About the Council

Statement of Sustainability -
Blackstone Valley Tourism Council

Sustainability is a process or state that can be maintained at a certain level indefinitely. However the only true characteristic of the indefinite is change. The Blackstone Valley Tourism Council understands that true sustainable practices rely on developing a platform for elasticity, or resiliency, to the inevitable changing future. The Council therefore aims to formulate its unit of economic production as an adaptable driver while sustaining or improving its environmental, cultural and economic systems.

Sustainable Practices - Blackstone Valley Tourism Council

How can an organization prepare for its future? By setting up a resilient and sustainable platform aimed at organizational enrichment and best-practices today. The Council has designed itself as a hub of sustainable development thought: at the forefront of community resiliency and economic vitality, it has become an indispensable piece of the analyses and dissemination of global sustainable practices. With its numerous awards and recognitions, white-papers, journal articles and reports published as well as conference presentations, the Council demonstrates techniques that are benchmarked around the globe. As well, the Council has looked for other revenue-generating activities to sustain itself during market fluctuations:

Sustainable Tourism Planning and Development Laboratory: connects the world’s scholars, leaders and practitioners of sustainable development through a series of interactive dialogues.
Sustainable Planning and Development Advising: provides consulting services on how to approach sustainable development and economic enhancement for communities looking for a more vibrant and resilient future.

The Blackstone Valley Legacy Trust: obtains private and public financial support for future development projects for the benefit of the Valley.

Statement of Sustainability - Blackstone River Valley

The Blackstone Valley Tourism Council understands its Unit of Economic Production (UEP) as a comprehensive region made up of nine distinct cities and towns in Rhode Island and connected by watershed to Massachusetts, USA. The Council attempts to reach pure sustainability through a comprehensive regional approach that identifies, analyses, supports and then enhances ten local conditions.
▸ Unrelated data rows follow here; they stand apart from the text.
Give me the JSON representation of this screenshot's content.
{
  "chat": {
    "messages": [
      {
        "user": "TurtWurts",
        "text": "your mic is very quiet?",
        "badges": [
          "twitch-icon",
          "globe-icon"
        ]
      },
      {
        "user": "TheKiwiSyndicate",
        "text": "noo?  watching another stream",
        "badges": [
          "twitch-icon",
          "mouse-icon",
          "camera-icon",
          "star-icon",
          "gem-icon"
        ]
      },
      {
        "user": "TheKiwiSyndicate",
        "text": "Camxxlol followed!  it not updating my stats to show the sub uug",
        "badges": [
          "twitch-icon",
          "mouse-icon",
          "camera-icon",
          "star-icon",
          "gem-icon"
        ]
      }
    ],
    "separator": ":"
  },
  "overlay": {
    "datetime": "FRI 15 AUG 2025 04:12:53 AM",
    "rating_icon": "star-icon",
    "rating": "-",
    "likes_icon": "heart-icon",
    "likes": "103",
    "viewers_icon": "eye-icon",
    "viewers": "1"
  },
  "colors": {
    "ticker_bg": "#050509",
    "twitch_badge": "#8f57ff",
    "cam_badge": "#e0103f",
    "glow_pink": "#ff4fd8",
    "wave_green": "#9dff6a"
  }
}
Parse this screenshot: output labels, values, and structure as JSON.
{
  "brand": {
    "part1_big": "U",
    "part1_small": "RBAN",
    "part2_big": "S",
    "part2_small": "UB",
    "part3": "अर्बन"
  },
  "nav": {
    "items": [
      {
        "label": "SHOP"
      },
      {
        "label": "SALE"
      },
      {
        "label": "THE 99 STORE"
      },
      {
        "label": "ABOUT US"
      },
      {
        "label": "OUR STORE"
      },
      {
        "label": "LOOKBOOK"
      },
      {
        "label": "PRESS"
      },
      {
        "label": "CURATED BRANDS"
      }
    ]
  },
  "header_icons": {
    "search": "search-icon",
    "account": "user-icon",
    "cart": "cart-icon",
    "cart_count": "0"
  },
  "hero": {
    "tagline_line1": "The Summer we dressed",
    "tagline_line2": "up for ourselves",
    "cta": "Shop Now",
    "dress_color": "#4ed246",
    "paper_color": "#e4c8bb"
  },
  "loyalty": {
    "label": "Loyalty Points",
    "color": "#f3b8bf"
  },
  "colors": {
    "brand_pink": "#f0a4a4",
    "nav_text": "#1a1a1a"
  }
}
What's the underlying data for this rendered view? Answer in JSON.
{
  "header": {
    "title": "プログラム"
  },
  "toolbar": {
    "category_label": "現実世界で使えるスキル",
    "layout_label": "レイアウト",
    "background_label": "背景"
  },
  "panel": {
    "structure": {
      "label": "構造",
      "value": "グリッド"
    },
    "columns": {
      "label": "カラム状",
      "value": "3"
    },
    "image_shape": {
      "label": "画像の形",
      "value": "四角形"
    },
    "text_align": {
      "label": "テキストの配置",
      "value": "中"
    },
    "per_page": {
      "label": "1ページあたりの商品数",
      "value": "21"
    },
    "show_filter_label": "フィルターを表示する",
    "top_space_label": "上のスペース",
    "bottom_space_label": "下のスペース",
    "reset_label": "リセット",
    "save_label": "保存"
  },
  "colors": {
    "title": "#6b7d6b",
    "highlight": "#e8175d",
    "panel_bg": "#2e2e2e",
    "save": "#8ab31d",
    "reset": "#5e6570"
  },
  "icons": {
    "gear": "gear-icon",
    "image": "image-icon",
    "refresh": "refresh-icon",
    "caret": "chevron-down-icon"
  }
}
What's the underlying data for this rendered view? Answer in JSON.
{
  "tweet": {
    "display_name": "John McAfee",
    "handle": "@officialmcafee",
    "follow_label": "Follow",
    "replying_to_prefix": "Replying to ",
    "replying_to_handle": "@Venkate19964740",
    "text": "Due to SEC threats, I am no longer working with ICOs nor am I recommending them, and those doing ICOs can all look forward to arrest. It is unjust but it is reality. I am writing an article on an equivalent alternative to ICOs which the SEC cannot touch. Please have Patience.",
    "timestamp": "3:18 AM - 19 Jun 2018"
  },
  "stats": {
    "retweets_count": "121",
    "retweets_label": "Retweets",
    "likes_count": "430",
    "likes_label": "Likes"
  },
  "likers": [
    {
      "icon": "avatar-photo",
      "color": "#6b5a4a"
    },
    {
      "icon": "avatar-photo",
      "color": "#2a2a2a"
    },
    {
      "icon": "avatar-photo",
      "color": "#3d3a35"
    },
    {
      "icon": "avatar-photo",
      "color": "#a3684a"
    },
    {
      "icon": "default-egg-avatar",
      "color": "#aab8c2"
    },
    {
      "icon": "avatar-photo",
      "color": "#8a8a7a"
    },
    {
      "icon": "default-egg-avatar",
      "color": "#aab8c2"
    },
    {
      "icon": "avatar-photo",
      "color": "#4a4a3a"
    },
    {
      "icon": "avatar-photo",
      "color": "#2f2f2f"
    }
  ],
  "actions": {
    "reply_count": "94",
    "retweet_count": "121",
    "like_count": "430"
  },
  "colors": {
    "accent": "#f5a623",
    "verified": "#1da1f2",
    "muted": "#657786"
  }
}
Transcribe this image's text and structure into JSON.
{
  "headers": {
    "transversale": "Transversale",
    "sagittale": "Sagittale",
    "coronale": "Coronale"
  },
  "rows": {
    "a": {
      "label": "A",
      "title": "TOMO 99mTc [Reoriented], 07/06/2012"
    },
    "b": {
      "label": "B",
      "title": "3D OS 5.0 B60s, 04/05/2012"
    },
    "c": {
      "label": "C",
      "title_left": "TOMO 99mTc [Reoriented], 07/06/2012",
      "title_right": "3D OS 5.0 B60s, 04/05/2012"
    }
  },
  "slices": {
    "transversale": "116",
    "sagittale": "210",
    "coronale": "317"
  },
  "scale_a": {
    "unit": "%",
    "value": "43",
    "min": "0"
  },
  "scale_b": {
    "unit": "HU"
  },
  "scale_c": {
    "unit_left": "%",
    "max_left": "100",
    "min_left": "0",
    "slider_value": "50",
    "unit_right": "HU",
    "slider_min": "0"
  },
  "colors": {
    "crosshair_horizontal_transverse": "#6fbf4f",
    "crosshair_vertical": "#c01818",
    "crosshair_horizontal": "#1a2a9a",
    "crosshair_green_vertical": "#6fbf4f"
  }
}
Only through this holistic methodology can the Council progress towards sustainability of its UEP: focusing on enhancing quality of life not through the current (and perilous) paradigm of pure economic growth, but through economic augmentation and maturity.

UEP’s 10 Local Conditions

Social – Demographics, Cost of Living, Change, Dissonance
Cultural – Historical & Heritage, Language & Lifestyle, Art & Artifacts, Multi/Inter-Cultural, Commercialization
Knowledge – Information, Learning, Blatant vs. Latent,
Economic – Enterprise, Employment, Entrepreneurship, Poverty vs. Livability vs. Self-Sufficiency
Ecology - Recreation, Greenspace, Pollution
Built Environment – Types, Governance, Tax Base, Desired Conditions
Governance – Constituency, Efficiency, Representative, Accountability
Leadership – Youth, Training
Technology – Public Transit & Transportation, Communication & Information Technology
Health – Access, Environment, Costs, Conditions

Due to the complexity and interrelated conditions of the Council’s UEP, partnerships have developed with residents as well as local, regional, state and federal organizations and agencies to define sustainability through resilient terms. This includes the development of the Blackstone Valley Partnership – a response to the ‘innovation imperative’, designed to adapt the region to the modern knowledge-based economy. Including partners and the UEP’s stakeholders in the Council’s regional development pushes aside the paradigm of pure-growth and gives depth to local conditions and voice to grassroots economic enhancement. The Council sees the future of its UEP as regional self-sufficiency while increasing quality of life and environmental vitality.

A Sustainable Future Using a Resiliency Platform - Blackstone River Valley

The rigidity of a plan is destined to shatter under pressure from inevitable future trends and events. Instead of ‘planning for change’, the Council develops elastic platforms for its UEP and organization based on possible future events; i.e. fluctuation of fuel prices, natural and man-made disasters, disposable income increase in developing nations, etc. These possible futures inform the Council’s development decisions to prepare the local economy, residents and environments for these inevitable fluctuations.